Problem to solve.
Take the line holding "Read all visible content and emit it as JSON." as the first line of the answer and the last line of the listing as its end; retype everything between exactly.

Dataset extract.
· · · ·
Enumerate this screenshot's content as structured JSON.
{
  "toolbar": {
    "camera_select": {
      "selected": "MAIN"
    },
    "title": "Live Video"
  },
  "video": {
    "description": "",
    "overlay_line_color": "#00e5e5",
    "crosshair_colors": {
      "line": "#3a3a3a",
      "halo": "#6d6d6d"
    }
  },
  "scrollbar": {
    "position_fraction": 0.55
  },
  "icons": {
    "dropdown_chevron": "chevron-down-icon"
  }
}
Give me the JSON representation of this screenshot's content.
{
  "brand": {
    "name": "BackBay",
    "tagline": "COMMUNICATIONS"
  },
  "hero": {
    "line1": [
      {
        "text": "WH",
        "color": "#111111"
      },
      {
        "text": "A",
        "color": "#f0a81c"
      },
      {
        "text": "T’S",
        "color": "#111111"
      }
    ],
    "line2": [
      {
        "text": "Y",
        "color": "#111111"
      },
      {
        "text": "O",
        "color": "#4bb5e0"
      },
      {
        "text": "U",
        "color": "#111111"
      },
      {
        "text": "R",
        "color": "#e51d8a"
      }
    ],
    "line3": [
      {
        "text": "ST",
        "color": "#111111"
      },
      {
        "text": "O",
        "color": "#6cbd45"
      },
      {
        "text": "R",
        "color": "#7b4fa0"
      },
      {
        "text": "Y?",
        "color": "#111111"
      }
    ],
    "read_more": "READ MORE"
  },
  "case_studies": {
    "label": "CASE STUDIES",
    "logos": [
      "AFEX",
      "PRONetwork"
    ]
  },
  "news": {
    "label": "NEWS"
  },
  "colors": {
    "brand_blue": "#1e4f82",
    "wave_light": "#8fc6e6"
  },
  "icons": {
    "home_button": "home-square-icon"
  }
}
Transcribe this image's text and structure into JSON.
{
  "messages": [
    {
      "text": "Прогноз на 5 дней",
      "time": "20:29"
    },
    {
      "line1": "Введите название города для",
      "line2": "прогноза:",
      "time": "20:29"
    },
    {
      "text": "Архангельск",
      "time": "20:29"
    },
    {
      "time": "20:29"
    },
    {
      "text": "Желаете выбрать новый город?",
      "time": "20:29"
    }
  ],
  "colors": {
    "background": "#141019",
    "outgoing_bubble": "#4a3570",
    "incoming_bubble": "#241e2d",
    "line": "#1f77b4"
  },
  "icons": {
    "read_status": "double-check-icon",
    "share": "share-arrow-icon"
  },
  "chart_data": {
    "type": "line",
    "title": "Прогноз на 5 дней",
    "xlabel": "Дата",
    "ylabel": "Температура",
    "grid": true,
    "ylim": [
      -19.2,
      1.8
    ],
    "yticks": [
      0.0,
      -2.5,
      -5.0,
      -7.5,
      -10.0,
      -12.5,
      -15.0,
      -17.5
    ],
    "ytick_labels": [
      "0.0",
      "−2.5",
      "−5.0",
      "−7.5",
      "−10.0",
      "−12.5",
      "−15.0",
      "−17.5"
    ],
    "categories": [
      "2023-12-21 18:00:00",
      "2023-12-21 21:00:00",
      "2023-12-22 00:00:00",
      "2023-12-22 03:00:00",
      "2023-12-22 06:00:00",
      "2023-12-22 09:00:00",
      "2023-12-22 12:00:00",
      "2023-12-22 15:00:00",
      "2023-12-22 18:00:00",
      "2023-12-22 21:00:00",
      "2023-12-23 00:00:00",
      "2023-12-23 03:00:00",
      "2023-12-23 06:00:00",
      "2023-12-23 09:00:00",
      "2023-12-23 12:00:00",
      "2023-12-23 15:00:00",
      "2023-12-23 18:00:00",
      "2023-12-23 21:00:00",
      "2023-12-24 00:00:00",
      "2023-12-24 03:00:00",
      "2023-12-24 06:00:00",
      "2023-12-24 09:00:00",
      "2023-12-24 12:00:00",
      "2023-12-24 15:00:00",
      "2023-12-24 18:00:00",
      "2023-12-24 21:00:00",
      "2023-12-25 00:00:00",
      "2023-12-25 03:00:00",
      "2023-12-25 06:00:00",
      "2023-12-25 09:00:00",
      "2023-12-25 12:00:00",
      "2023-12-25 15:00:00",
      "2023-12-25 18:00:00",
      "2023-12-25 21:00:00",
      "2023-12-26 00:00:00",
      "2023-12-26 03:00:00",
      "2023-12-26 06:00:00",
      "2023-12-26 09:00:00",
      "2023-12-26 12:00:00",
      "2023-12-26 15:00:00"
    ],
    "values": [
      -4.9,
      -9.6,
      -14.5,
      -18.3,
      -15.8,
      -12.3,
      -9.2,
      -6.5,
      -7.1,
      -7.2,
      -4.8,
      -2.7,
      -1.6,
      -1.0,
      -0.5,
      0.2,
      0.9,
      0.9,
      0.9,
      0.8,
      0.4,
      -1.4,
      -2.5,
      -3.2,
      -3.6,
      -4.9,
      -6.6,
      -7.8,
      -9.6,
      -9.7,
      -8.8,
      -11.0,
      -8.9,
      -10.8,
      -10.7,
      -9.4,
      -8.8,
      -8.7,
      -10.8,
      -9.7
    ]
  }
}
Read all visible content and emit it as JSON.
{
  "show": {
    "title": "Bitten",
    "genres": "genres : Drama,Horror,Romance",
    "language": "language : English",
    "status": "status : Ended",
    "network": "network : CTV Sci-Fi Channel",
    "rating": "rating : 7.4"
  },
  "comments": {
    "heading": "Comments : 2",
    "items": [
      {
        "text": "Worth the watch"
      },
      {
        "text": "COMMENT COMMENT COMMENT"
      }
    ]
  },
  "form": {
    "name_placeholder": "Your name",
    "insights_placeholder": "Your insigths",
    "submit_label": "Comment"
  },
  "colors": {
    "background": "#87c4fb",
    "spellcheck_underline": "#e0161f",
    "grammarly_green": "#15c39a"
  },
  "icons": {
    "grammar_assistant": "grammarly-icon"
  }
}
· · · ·
Solution.
Read all visible content and emit it as JSON.
{
  "show": {
    "title": "Bitten",
    "genres": "genres : Drama,Horror,Romance",
    "language": "language : English",
    "status": "status : Ended",
    "network": "network : CTV Sci-Fi Channel",
    "rating": "rating : 7.4"
  },
  "comments": {
    "heading": "Comments : 2",
    "items": [
      {
        "text": "Worth the watch"
      },
      {
        "text": "COMMENT COMMENT COMMENT"
      }
    ]
  },
  "form": {
    "name_placeholder": "Your name",
    "insights_placeholder": "Your insigths",
    "submit_label": "Comment"
  },
  "colors": {
    "background": "#87c4fb",
    "spellcheck_underline": "#e0161f",
    "grammarly_green": "#15c39a"
  },
  "icons": {
    "grammar_assistant": "grammarly-icon"
  }
}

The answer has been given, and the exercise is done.